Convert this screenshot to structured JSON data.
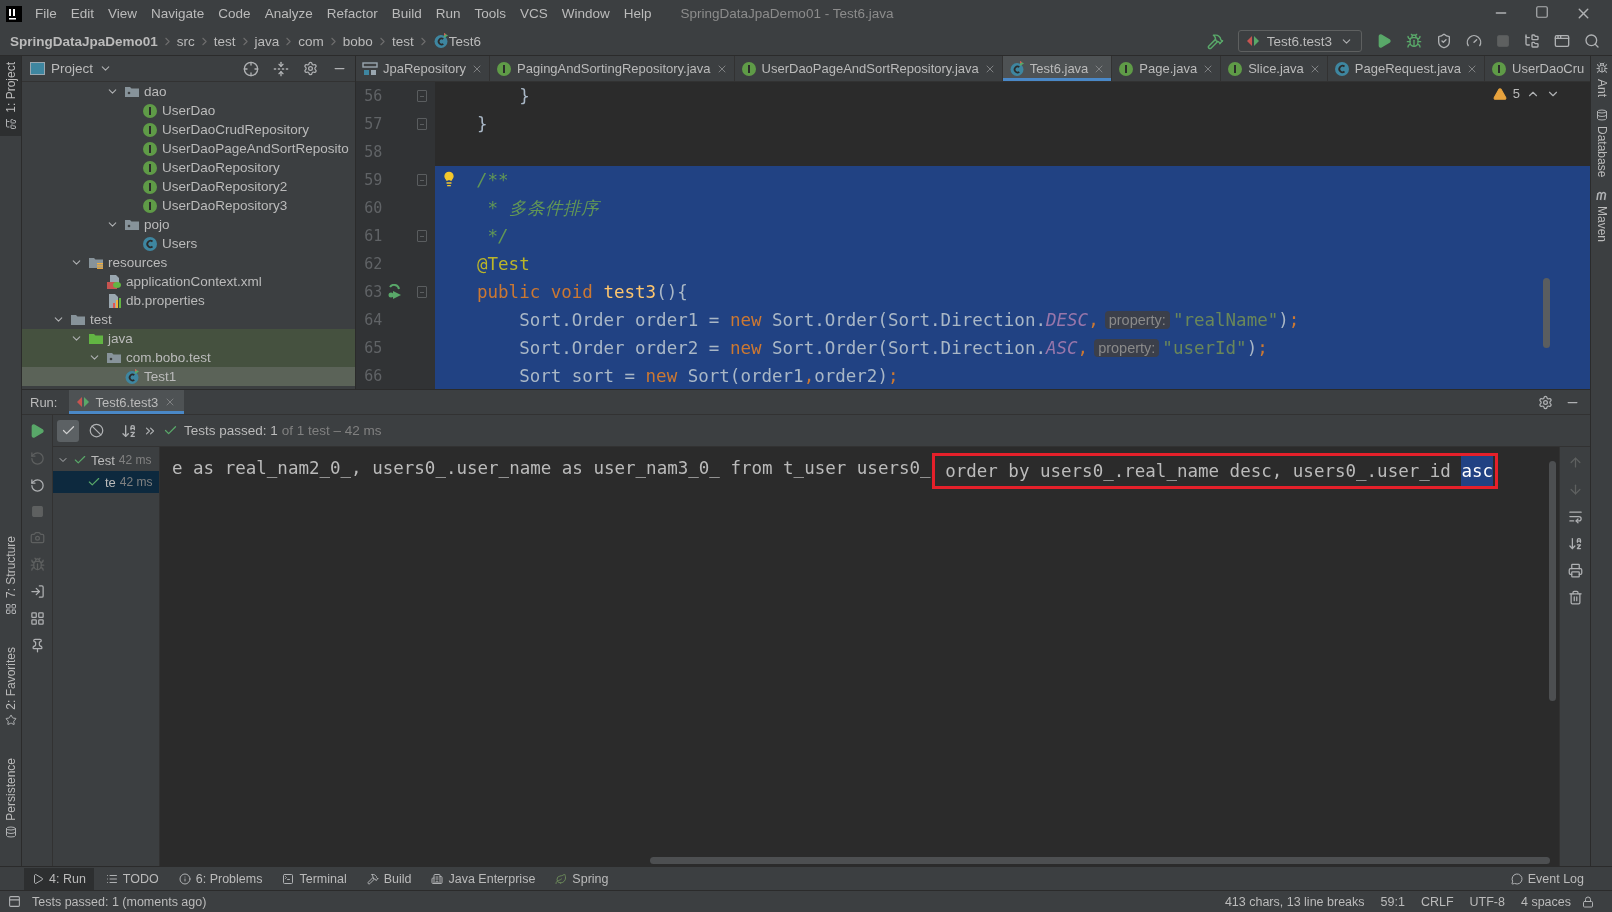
{
  "window": {
    "title": "SpringDataJpaDemo01 - Test6.java"
  },
  "menu": [
    "File",
    "Edit",
    "View",
    "Navigate",
    "Code",
    "Analyze",
    "Refactor",
    "Build",
    "Run",
    "Tools",
    "VCS",
    "Window",
    "Help"
  ],
  "breadcrumbs": [
    {
      "label": "SpringDataJpaDemo01",
      "kind": "project"
    },
    {
      "label": "src",
      "kind": "dir"
    },
    {
      "label": "test",
      "kind": "dir"
    },
    {
      "label": "java",
      "kind": "dir"
    },
    {
      "label": "com",
      "kind": "dir"
    },
    {
      "label": "bobo",
      "kind": "dir"
    },
    {
      "label": "test",
      "kind": "dir"
    },
    {
      "label": "Test6",
      "kind": "test-class"
    }
  ],
  "run_config": "Test6.test3",
  "left_stripe": {
    "top": [
      {
        "label": "1: Project",
        "selected": true
      }
    ],
    "bottom": [
      {
        "label": "7: Structure",
        "selected": false
      },
      {
        "label": "2: Favorites",
        "selected": false
      },
      {
        "label": "Persistence",
        "selected": false
      }
    ]
  },
  "right_stripe": [
    {
      "label": "Ant",
      "kind": "ant"
    },
    {
      "label": "Database",
      "kind": "database"
    },
    {
      "label": "Maven",
      "kind": "maven"
    }
  ],
  "project_panel": {
    "title": "Project",
    "tree": [
      {
        "children": [
          {
            "children": [
              {
                "children": [
                  {
                    "label": "dao",
                    "kind": "package",
                    "expanded": true,
                    "selected": false,
                    "test_scope": false,
                    "children": [
                      {
                        "label": "UserDao",
                        "kind": "interface",
                        "selected": false,
                        "test_scope": false
                      },
                      {
                        "label": "UserDaoCrudRepository",
                        "kind": "interface",
                        "selected": false,
                        "test_scope": false
                      },
                      {
                        "label": "UserDaoPageAndSortReposito",
                        "kind": "interface",
                        "selected": false,
                        "test_scope": false
                      },
                      {
                        "label": "UserDaoRepository",
                        "kind": "interface",
                        "selected": false,
                        "test_scope": false
                      },
                      {
                        "label": "UserDaoRepository2",
                        "kind": "interface",
                        "selected": false,
                        "test_scope": false
                      },
                      {
                        "label": "UserDaoRepository3",
                        "kind": "interface",
                        "selected": false,
                        "test_scope": false
                      }
                    ]
                  },
                  {
                    "label": "pojo",
                    "kind": "package",
                    "expanded": true,
                    "selected": false,
                    "test_scope": false,
                    "children": [
                      {
                        "label": "Users",
                        "kind": "class",
                        "selected": false,
                        "test_scope": false
                      }
                    ]
                  }
                ]
              }
            ]
          },
          {
            "label": "resources",
            "kind": "resources",
            "expanded": true,
            "selected": false,
            "test_scope": false,
            "children": [
              {
                "label": "applicationContext.xml",
                "kind": "xml",
                "selected": false,
                "test_scope": false
              },
              {
                "label": "db.properties",
                "kind": "properties",
                "selected": false,
                "test_scope": false
              }
            ]
          }
        ]
      },
      {
        "label": "test",
        "kind": "folder",
        "expanded": true,
        "selected": false,
        "test_scope": false,
        "children": [
          {
            "label": "java",
            "kind": "test-source",
            "expanded": true,
            "selected": false,
            "test_scope": true,
            "children": [
              {
                "label": "com.bobo.test",
                "kind": "package",
                "expanded": true,
                "selected": false,
                "test_scope": true,
                "children": [
                  {
                    "label": "Test1",
                    "kind": "test-class",
                    "selected": true,
                    "test_scope": true
                  }
                ]
              }
            ]
          }
        ]
      }
    ]
  },
  "editor": {
    "tabs": [
      {
        "label": "JpaRepository",
        "kind": "repository",
        "selected": false,
        "closable": true
      },
      {
        "label": "PagingAndSortingRepository.java",
        "kind": "interface",
        "selected": false,
        "closable": true
      },
      {
        "label": "UserDaoPageAndSortRepository.java",
        "kind": "interface",
        "selected": false,
        "closable": true
      },
      {
        "label": "Test6.java",
        "kind": "test-class",
        "selected": true,
        "closable": true
      },
      {
        "label": "Page.java",
        "kind": "interface",
        "selected": false,
        "closable": true
      },
      {
        "label": "Slice.java",
        "kind": "interface",
        "selected": false,
        "closable": true
      },
      {
        "label": "PageRequest.java",
        "kind": "class",
        "selected": false,
        "closable": true
      },
      {
        "label": "UserDaoCru",
        "kind": "interface",
        "selected": false,
        "closable": false
      }
    ],
    "warnings": "5",
    "lines": [
      {
        "number": "56",
        "selected": false,
        "fold": true,
        "intention": false,
        "runnable": false,
        "tokens": [
          {
            "kind": "plain",
            "text": "    }"
          }
        ]
      },
      {
        "number": "57",
        "selected": false,
        "fold": true,
        "intention": false,
        "runnable": false,
        "tokens": [
          {
            "kind": "plain",
            "text": "}"
          }
        ]
      },
      {
        "number": "58",
        "selected": false,
        "fold": false,
        "intention": false,
        "runnable": false
      },
      {
        "number": "59",
        "selected": true,
        "fold": true,
        "intention": true,
        "runnable": false,
        "tokens": [
          {
            "kind": "comment",
            "text": "/**"
          }
        ]
      },
      {
        "number": "60",
        "selected": true,
        "fold": false,
        "intention": false,
        "runnable": false,
        "tokens": [
          {
            "kind": "comment",
            "text": " * 多条件排序"
          }
        ]
      },
      {
        "number": "61",
        "selected": true,
        "fold": true,
        "intention": false,
        "runnable": false,
        "tokens": [
          {
            "kind": "comment",
            "text": " */"
          }
        ]
      },
      {
        "number": "62",
        "selected": true,
        "fold": false,
        "intention": false,
        "runnable": false,
        "tokens": [
          {
            "kind": "annotation",
            "text": "@Test"
          }
        ]
      },
      {
        "number": "63",
        "selected": true,
        "fold": true,
        "intention": false,
        "runnable": true,
        "tokens": [
          {
            "kind": "keyword",
            "text": "public void"
          },
          {
            "kind": "method",
            "text": " test3"
          },
          {
            "kind": "plain",
            "text": "(){"
          }
        ]
      },
      {
        "number": "64",
        "selected": true,
        "fold": false,
        "intention": false,
        "runnable": false,
        "tokens": [
          {
            "kind": "plain",
            "text": "    Sort.Order order1 = "
          },
          {
            "kind": "keyword",
            "text": "new"
          },
          {
            "kind": "plain",
            "text": " Sort.Order(Sort.Direction."
          },
          {
            "kind": "constant",
            "text": "DESC"
          },
          {
            "kind": "punct",
            "text": ","
          },
          {
            "kind": "hint",
            "text": "property:"
          },
          {
            "kind": "string",
            "text": "\"realName\""
          },
          {
            "kind": "plain",
            "text": ")"
          },
          {
            "kind": "punct",
            "text": ";"
          }
        ]
      },
      {
        "number": "65",
        "selected": true,
        "fold": false,
        "intention": false,
        "runnable": false,
        "tokens": [
          {
            "kind": "plain",
            "text": "    Sort.Order order2 = "
          },
          {
            "kind": "keyword",
            "text": "new"
          },
          {
            "kind": "plain",
            "text": " Sort.Order(Sort.Direction."
          },
          {
            "kind": "constant",
            "text": "ASC"
          },
          {
            "kind": "punct",
            "text": ","
          },
          {
            "kind": "hint",
            "text": "property:"
          },
          {
            "kind": "string",
            "text": "\"userId\""
          },
          {
            "kind": "plain",
            "text": ")"
          },
          {
            "kind": "punct",
            "text": ";"
          }
        ]
      },
      {
        "number": "66",
        "selected": true,
        "fold": false,
        "intention": false,
        "runnable": false,
        "tokens": [
          {
            "kind": "plain",
            "text": "    Sort sort = "
          },
          {
            "kind": "keyword",
            "text": "new"
          },
          {
            "kind": "plain",
            "text": " Sort(order1"
          },
          {
            "kind": "punct",
            "text": ","
          },
          {
            "kind": "plain",
            "text": "order2)"
          },
          {
            "kind": "punct",
            "text": ";"
          }
        ]
      }
    ]
  },
  "run": {
    "label": "Run:",
    "tab": "Test6.test3",
    "status": "Tests passed: 1",
    "status_detail": "of 1 test – 42 ms",
    "filters": [
      {
        "kind": "passed",
        "on": true
      },
      {
        "kind": "ignored",
        "on": false
      }
    ],
    "tests": [
      {
        "name": "Test",
        "duration": "42 ms",
        "expanded": true,
        "selected": false,
        "children": [
          {
            "name": "te",
            "duration": "42 ms",
            "selected": true
          }
        ]
      }
    ],
    "console": {
      "text": "e as real_nam2_0_, users0_.user_name as user_nam3_0_ from t_user users0_",
      "highlight": [
        {
          "text": " order by users0_.real_name desc, users0_.user_id ",
          "selected": false
        },
        {
          "text": "asc",
          "selected": true
        }
      ]
    }
  },
  "bottom_tabs": [
    {
      "label": "4: Run",
      "kind": "run",
      "selected": true
    },
    {
      "label": "TODO",
      "kind": "todo",
      "selected": false
    },
    {
      "label": "6: Problems",
      "kind": "problems",
      "selected": false
    },
    {
      "label": "Terminal",
      "kind": "terminal",
      "selected": false
    },
    {
      "label": "Build",
      "kind": "build",
      "selected": false
    },
    {
      "label": "Java Enterprise",
      "kind": "enterprise",
      "selected": false
    },
    {
      "label": "Spring",
      "kind": "spring",
      "selected": false
    }
  ],
  "event_log": "Event Log",
  "status_bar": {
    "message": "Tests passed: 1 (moments ago)",
    "items": [
      "413 chars, 13 line breaks",
      "59:1",
      "CRLF",
      "UTF-8",
      "4 spaces"
    ]
  }
}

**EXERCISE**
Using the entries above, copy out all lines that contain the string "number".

**ANSWER BELOW**
        "number": "56",
        "number": "57",
        "number": "58",
        "number": "59",
        "number": "60",
        "number": "61",
        "number": "62",
        "number": "63",
        "number": "64",
        "number": "65",
        "number": "66",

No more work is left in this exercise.